How to complete this task:
What is the number of lines below that contain the string "title"? Give it and nothing else.

*-*-*

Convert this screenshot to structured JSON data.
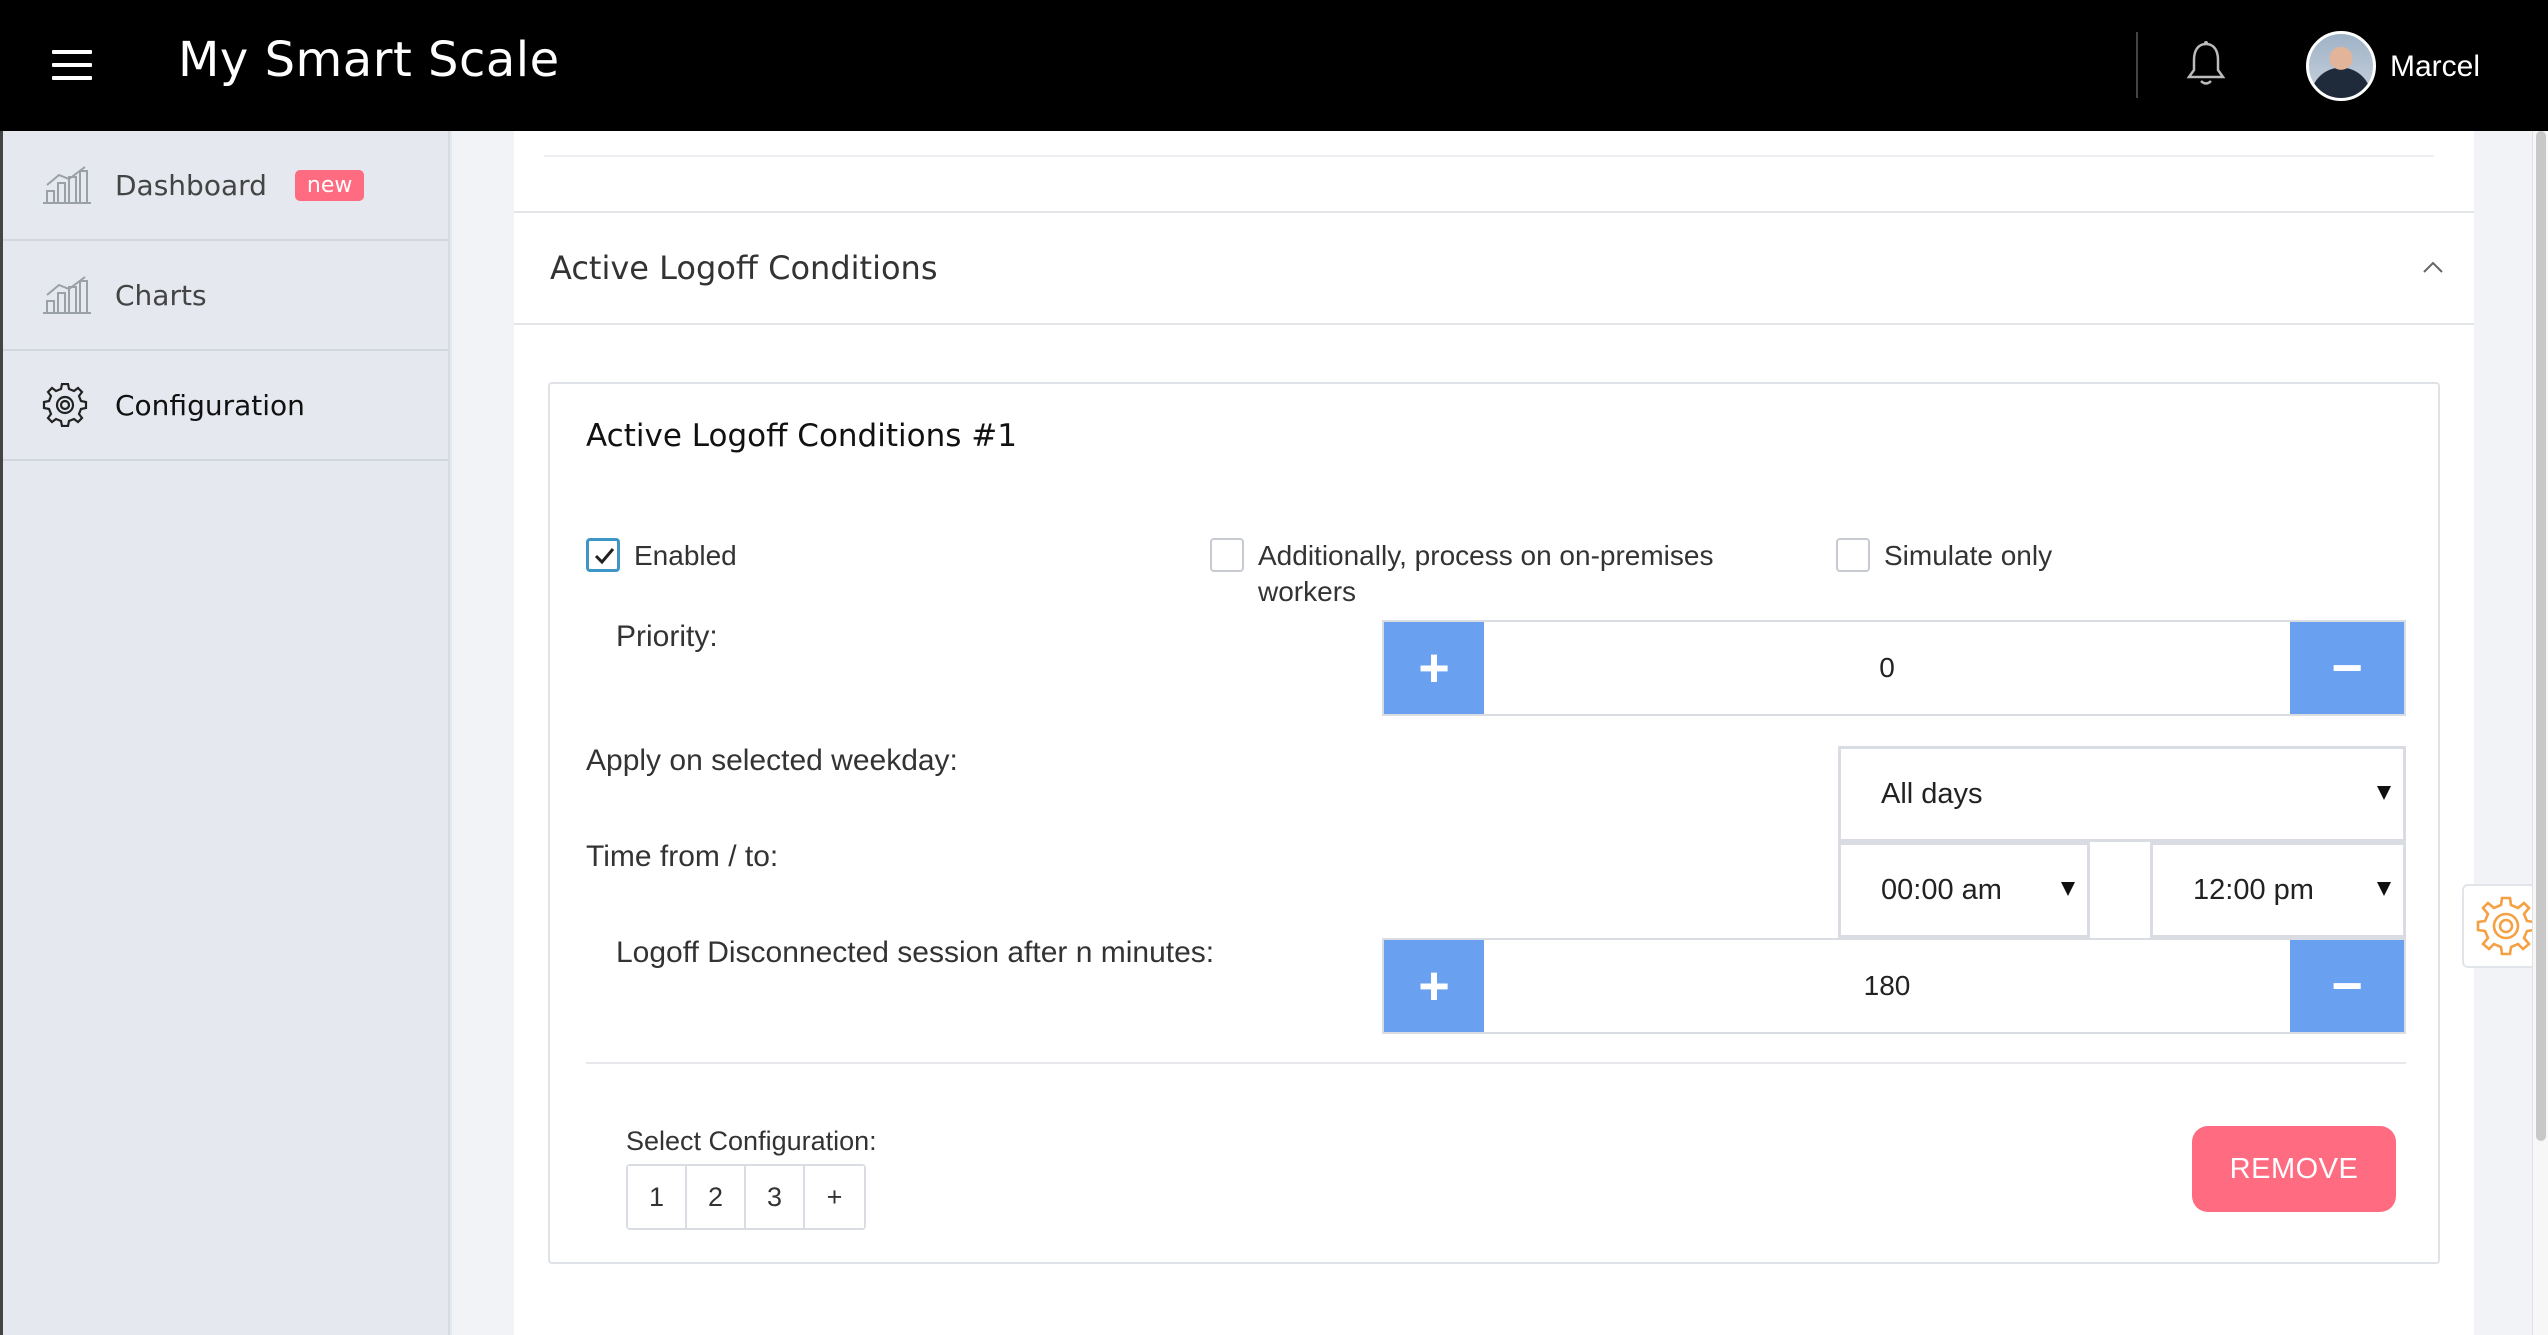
{
  "app": {
    "title": "My Smart Scale",
    "user_name": "Marcel"
  },
  "sidebar": {
    "items": [
      {
        "label": "Dashboard",
        "badge": "new",
        "icon": "bar-chart-icon"
      },
      {
        "label": "Charts",
        "icon": "bar-chart-icon"
      },
      {
        "label": "Configuration",
        "icon": "gear-icon",
        "active": true
      }
    ]
  },
  "section": {
    "title": "Active Logoff Conditions"
  },
  "card": {
    "title": "Active Logoff Conditions #1",
    "checkboxes": {
      "enabled": {
        "label": "Enabled",
        "checked": true
      },
      "on_premises": {
        "label_line1": "Additionally, process on on-premises",
        "label_line2": "workers",
        "checked": false
      },
      "simulate": {
        "label": "Simulate only",
        "checked": false
      }
    },
    "priority": {
      "label": "Priority:",
      "value": "0",
      "plus": "+",
      "minus": "−"
    },
    "weekday": {
      "label": "Apply on selected weekday:",
      "value": "All days"
    },
    "time": {
      "label": "Time from / to:",
      "from": "00:00 am",
      "to": "12:00 pm"
    },
    "logoff_minutes": {
      "label": "Logoff Disconnected session after n minutes:",
      "value": "180",
      "plus": "+",
      "minus": "−"
    },
    "select_configuration": {
      "label": "Select Configuration:",
      "options": [
        "1",
        "2",
        "3",
        "+"
      ]
    },
    "remove_label": "REMOVE"
  },
  "colors": {
    "topbar": "#000000",
    "accent_blue": "#6aa0f0",
    "remove_pink": "#ff6b81",
    "badge_pink": "#ff6b81",
    "checkbox_teal": "#3d96c6",
    "floating_gear_orange": "#f5a042"
  }
}
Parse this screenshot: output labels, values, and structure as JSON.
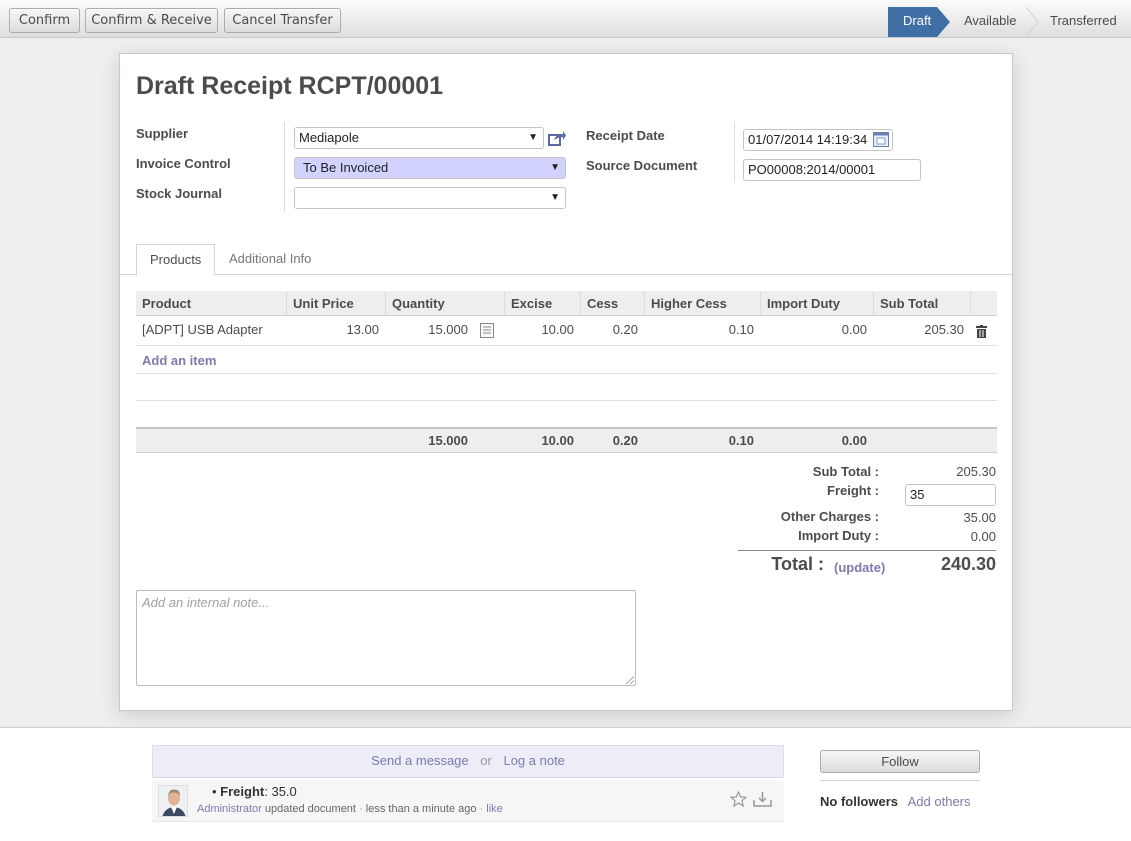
{
  "toolbar": {
    "confirm": "Confirm",
    "confirm_receive": "Confirm & Receive",
    "cancel_transfer": "Cancel Transfer"
  },
  "statusbar": {
    "steps": [
      "Draft",
      "Available",
      "Transferred"
    ],
    "active": "Draft"
  },
  "form": {
    "title": "Draft Receipt RCPT/00001",
    "supplier_label": "Supplier",
    "supplier_value": "Mediapole",
    "invoice_control_label": "Invoice Control",
    "invoice_control_value": "To Be Invoiced",
    "stock_journal_label": "Stock Journal",
    "stock_journal_value": "",
    "receipt_date_label": "Receipt Date",
    "receipt_date_value": "01/07/2014 14:19:34",
    "source_document_label": "Source Document",
    "source_document_value": "PO00008:2014/00001"
  },
  "tabs": [
    "Products",
    "Additional Info"
  ],
  "table": {
    "columns": [
      "Product",
      "Unit Price",
      "Quantity",
      "Excise",
      "Cess",
      "Higher Cess",
      "Import Duty",
      "Sub Total"
    ],
    "rows": [
      {
        "product": "[ADPT] USB Adapter",
        "unit_price": "13.00",
        "quantity": "15.000",
        "excise": "10.00",
        "cess": "0.20",
        "higher_cess": "0.10",
        "import_duty": "0.00",
        "sub_total": "205.30"
      }
    ],
    "add_item": "Add an item",
    "totals": {
      "quantity": "15.000",
      "excise": "10.00",
      "cess": "0.20",
      "higher_cess": "0.10",
      "import_duty": "0.00"
    }
  },
  "summary": {
    "sub_total_label": "Sub Total :",
    "sub_total_value": "205.30",
    "freight_label": "Freight :",
    "freight_value": "35",
    "other_charges_label": "Other Charges :",
    "other_charges_value": "35.00",
    "import_duty_label": "Import Duty :",
    "import_duty_value": "0.00",
    "total_label": "Total :",
    "update_link": "(update)",
    "total_value": "240.30"
  },
  "note": {
    "placeholder": "Add an internal note..."
  },
  "chatter": {
    "send_message": "Send a message",
    "or": "or",
    "log_note": "Log a note",
    "message": {
      "field": "Freight",
      "value": ": 35.0",
      "author": "Administrator",
      "action": "updated document",
      "time": "less than a minute ago",
      "like": "like"
    },
    "follow": "Follow",
    "no_followers": "No followers",
    "add_others": "Add others"
  },
  "colors": {
    "accent": "#3f6fa5",
    "link": "#7c7bad",
    "required": "#d2d2ff"
  }
}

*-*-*

Exercise solution:
4